Material for the task →

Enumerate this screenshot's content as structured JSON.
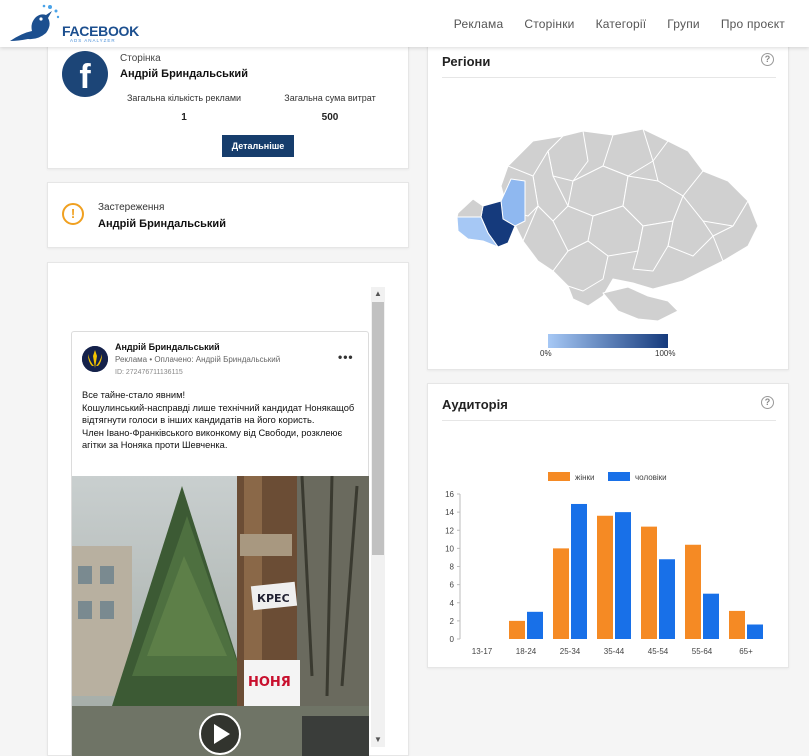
{
  "header": {
    "logo_text": "FACEBOOK",
    "logo_sub": "ADS ANALYZER",
    "nav": [
      "Реклама",
      "Сторінки",
      "Категорії",
      "Групи",
      "Про проєкт"
    ]
  },
  "page_card": {
    "label": "Сторінка",
    "name": "Андрій Бриндальський",
    "ads_count_label": "Загальна кількість реклами",
    "ads_count": "1",
    "spend_label": "Загальна сума витрат",
    "spend": "500",
    "button": "Детальніше"
  },
  "warning_card": {
    "label": "Застереження",
    "name": "Андрій Бриндальський"
  },
  "ad_post": {
    "page_name": "Андрій Бриндальський",
    "meta": "Реклама • Оплачено: Андрій Бриндальський",
    "id": "ID: 272476711136115",
    "text_lines": [
      "Все тайне-стало явним!",
      "Кошулинський-насправді лише технічний кандидат Нонякащоб відтягнути голоси в інших кандидатів на його користь.",
      "Член Івано-Франківського виконкому від Свободи, розклеює агітки за Ноняка проти Шевченка."
    ],
    "poster_text": "КРЕС",
    "poster_text2": "НОНЯ"
  },
  "regions": {
    "title": "Регіони",
    "help": "?",
    "legend_min": "0%",
    "legend_max": "100%",
    "colors": {
      "base": "#d0d0d0",
      "high": "#153a7c",
      "mid": "#8fb8f0",
      "low": "#a6c8f5"
    }
  },
  "audience": {
    "title": "Аудиторія",
    "help": "?"
  },
  "chart_data": {
    "type": "bar",
    "categories": [
      "13-17",
      "18-24",
      "25-34",
      "35-44",
      "45-54",
      "55-64",
      "65+"
    ],
    "series": [
      {
        "name": "жінки",
        "color": "#f58a24",
        "values": [
          0,
          2,
          10,
          13.6,
          12.4,
          10.4,
          3.1
        ]
      },
      {
        "name": "чоловіки",
        "color": "#1870e8",
        "values": [
          0,
          3,
          14.9,
          14,
          8.8,
          5,
          1.6
        ]
      }
    ],
    "ylim": [
      0,
      16
    ],
    "yticks": [
      0,
      2,
      4,
      6,
      8,
      10,
      12,
      14,
      16
    ],
    "grid": false,
    "legend": "top-center"
  }
}
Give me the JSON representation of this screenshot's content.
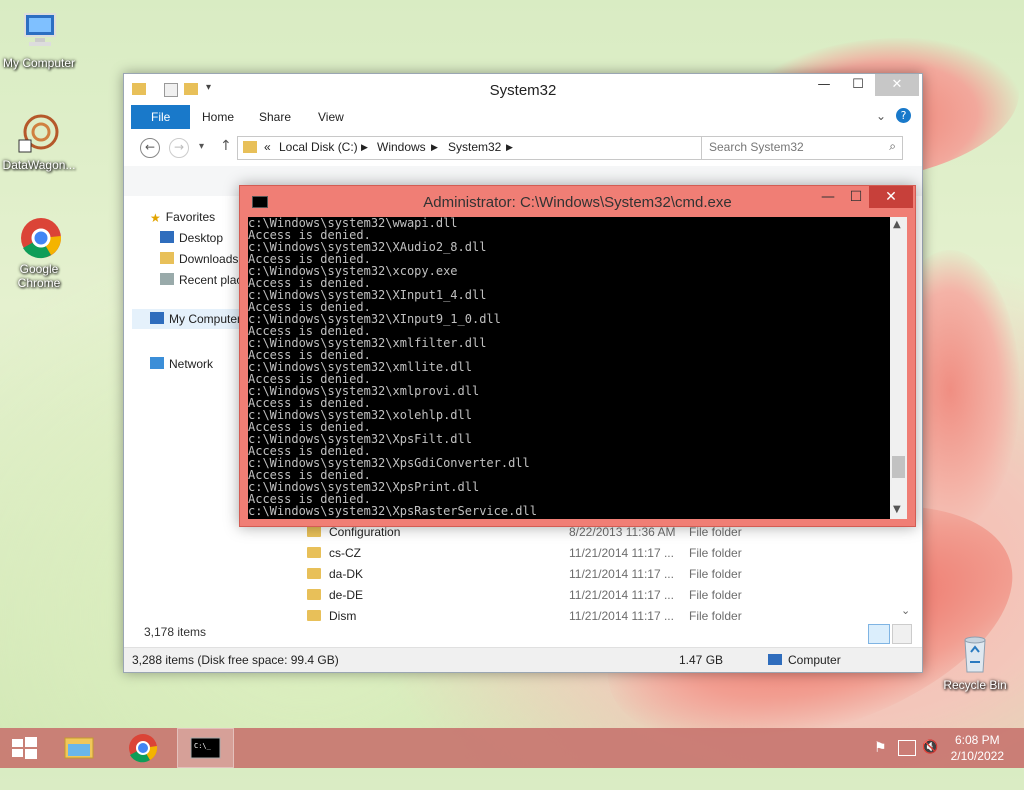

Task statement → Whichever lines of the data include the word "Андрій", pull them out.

Result of the exercise →
    "name": "Андрій Бриндальський",
    "name": "Андрій Бриндальський"
    "page_name": "Андрій Бриндальський",
    "meta": "Реклама • Оплачено: Андрій Бриндальський",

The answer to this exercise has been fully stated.